----- Provided entries

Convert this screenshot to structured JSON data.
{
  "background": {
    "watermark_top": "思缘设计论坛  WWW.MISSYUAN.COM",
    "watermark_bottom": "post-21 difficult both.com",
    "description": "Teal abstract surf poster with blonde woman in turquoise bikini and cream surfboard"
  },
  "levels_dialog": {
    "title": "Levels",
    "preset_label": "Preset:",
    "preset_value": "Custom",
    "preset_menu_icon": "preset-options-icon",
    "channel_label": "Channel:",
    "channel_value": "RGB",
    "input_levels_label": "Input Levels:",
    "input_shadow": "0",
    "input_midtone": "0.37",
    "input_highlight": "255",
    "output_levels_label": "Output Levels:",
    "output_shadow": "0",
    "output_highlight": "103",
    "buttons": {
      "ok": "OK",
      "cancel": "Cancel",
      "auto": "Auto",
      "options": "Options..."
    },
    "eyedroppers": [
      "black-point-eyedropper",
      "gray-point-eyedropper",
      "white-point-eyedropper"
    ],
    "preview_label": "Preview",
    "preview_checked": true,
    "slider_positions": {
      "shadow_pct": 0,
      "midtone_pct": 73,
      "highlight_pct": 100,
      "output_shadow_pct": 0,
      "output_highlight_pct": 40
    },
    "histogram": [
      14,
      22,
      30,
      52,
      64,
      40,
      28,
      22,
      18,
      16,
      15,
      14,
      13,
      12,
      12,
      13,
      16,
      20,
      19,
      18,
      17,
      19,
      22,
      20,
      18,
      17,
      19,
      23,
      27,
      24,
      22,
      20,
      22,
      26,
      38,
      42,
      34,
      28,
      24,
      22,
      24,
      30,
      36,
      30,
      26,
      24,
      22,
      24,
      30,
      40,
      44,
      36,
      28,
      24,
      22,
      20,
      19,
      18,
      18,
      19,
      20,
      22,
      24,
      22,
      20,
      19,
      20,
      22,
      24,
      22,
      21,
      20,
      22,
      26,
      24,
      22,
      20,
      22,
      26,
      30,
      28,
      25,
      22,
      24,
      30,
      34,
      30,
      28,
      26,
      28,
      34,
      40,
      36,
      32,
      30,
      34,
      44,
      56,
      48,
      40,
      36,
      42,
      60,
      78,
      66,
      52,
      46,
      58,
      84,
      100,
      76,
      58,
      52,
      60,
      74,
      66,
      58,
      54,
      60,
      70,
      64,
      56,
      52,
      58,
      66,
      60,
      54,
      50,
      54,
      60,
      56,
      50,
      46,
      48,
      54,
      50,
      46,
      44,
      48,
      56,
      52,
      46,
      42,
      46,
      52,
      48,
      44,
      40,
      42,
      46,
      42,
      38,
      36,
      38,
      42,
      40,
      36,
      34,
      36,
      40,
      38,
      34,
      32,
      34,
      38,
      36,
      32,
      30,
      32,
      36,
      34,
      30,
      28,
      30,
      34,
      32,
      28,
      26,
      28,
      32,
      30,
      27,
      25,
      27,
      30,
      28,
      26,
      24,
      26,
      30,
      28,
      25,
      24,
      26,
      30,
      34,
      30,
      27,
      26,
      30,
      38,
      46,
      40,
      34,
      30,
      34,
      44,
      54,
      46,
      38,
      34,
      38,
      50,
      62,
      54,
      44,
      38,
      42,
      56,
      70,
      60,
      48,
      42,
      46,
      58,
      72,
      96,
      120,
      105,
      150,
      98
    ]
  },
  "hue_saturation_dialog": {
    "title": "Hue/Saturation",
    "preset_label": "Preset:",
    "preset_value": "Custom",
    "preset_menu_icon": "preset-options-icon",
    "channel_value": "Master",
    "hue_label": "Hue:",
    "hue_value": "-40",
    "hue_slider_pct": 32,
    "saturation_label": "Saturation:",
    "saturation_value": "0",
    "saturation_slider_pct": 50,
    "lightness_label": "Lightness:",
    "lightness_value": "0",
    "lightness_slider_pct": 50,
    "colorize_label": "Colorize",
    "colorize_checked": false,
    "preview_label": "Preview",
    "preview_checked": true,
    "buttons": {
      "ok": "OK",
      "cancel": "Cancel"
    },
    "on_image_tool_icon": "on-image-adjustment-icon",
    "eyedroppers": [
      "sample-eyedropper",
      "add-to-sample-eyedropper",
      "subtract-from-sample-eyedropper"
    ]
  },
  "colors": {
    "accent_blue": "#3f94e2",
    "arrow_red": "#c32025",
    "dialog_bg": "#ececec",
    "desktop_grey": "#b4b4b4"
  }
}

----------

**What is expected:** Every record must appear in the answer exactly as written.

**Result of this exercise:**
Convert this screenshot to structured JSON data.
{
  "background": {
    "watermark_top": "思缘设计论坛  WWW.MISSYUAN.COM",
    "watermark_bottom": "post-21 difficult both.com",
    "description": "Teal abstract surf poster with blonde woman in turquoise bikini and cream surfboard"
  },
  "levels_dialog": {
    "title": "Levels",
    "preset_label": "Preset:",
    "preset_value": "Custom",
    "preset_menu_icon": "preset-options-icon",
    "channel_label": "Channel:",
    "channel_value": "RGB",
    "input_levels_label": "Input Levels:",
    "input_shadow": "0",
    "input_midtone": "0.37",
    "input_highlight": "255",
    "output_levels_label": "Output Levels:",
    "output_shadow": "0",
    "output_highlight": "103",
    "buttons": {
      "ok": "OK",
      "cancel": "Cancel",
      "auto": "Auto",
      "options": "Options..."
    },
    "eyedroppers": [
      "black-point-eyedropper",
      "gray-point-eyedropper",
      "white-point-eyedropper"
    ],
    "preview_label": "Preview",
    "preview_checked": true,
    "slider_positions": {
      "shadow_pct": 0,
      "midtone_pct": 73,
      "highlight_pct": 100,
      "output_shadow_pct": 0,
      "output_highlight_pct": 40
    },
    "histogram": [
      14,
      22,
      30,
      52,
      64,
      40,
      28,
      22,
      18,
      16,
      15,
      14,
      13,
      12,
      12,
      13,
      16,
      20,
      19,
      18,
      17,
      19,
      22,
      20,
      18,
      17,
      19,
      23,
      27,
      24,
      22,
      20,
      22,
      26,
      38,
      42,
      34,
      28,
      24,
      22,
      24,
      30,
      36,
      30,
      26,
      24,
      22,
      24,
      30,
      40,
      44,
      36,
      28,
      24,
      22,
      20,
      19,
      18,
      18,
      19,
      20,
      22,
      24,
      22,
      20,
      19,
      20,
      22,
      24,
      22,
      21,
      20,
      22,
      26,
      24,
      22,
      20,
      22,
      26,
      30,
      28,
      25,
      22,
      24,
      30,
      34,
      30,
      28,
      26,
      28,
      34,
      40,
      36,
      32,
      30,
      34,
      44,
      56,
      48,
      40,
      36,
      42,
      60,
      78,
      66,
      52,
      46,
      58,
      84,
      100,
      76,
      58,
      52,
      60,
      74,
      66,
      58,
      54,
      60,
      70,
      64,
      56,
      52,
      58,
      66,
      60,
      54,
      50,
      54,
      60,
      56,
      50,
      46,
      48,
      54,
      50,
      46,
      44,
      48,
      56,
      52,
      46,
      42,
      46,
      52,
      48,
      44,
      40,
      42,
      46,
      42,
      38,
      36,
      38,
      42,
      40,
      36,
      34,
      36,
      40,
      38,
      34,
      32,
      34,
      38,
      36,
      32,
      30,
      32,
      36,
      34,
      30,
      28,
      30,
      34,
      32,
      28,
      26,
      28,
      32,
      30,
      27,
      25,
      27,
      30,
      28,
      26,
      24,
      26,
      30,
      28,
      25,
      24,
      26,
      30,
      34,
      30,
      27,
      26,
      30,
      38,
      46,
      40,
      34,
      30,
      34,
      44,
      54,
      46,
      38,
      34,
      38,
      50,
      62,
      54,
      44,
      38,
      42,
      56,
      70,
      60,
      48,
      42,
      46,
      58,
      72,
      96,
      120,
      105,
      150,
      98
    ]
  },
  "hue_saturation_dialog": {
    "title": "Hue/Saturation",
    "preset_label": "Preset:",
    "preset_value": "Custom",
    "preset_menu_icon": "preset-options-icon",
    "channel_value": "Master",
    "hue_label": "Hue:",
    "hue_value": "-40",
    "hue_slider_pct": 32,
    "saturation_label": "Saturation:",
    "saturation_value": "0",
    "saturation_slider_pct": 50,
    "lightness_label": "Lightness:",
    "lightness_value": "0",
    "lightness_slider_pct": 50,
    "colorize_label": "Colorize",
    "colorize_checked": false,
    "preview_label": "Preview",
    "preview_checked": true,
    "buttons": {
      "ok": "OK",
      "cancel": "Cancel"
    },
    "on_image_tool_icon": "on-image-adjustment-icon",
    "eyedroppers": [
      "sample-eyedropper",
      "add-to-sample-eyedropper",
      "subtract-from-sample-eyedropper"
    ]
  },
  "colors": {
    "accent_blue": "#3f94e2",
    "arrow_red": "#c32025",
    "dialog_bg": "#ececec",
    "desktop_grey": "#b4b4b4"
  }
}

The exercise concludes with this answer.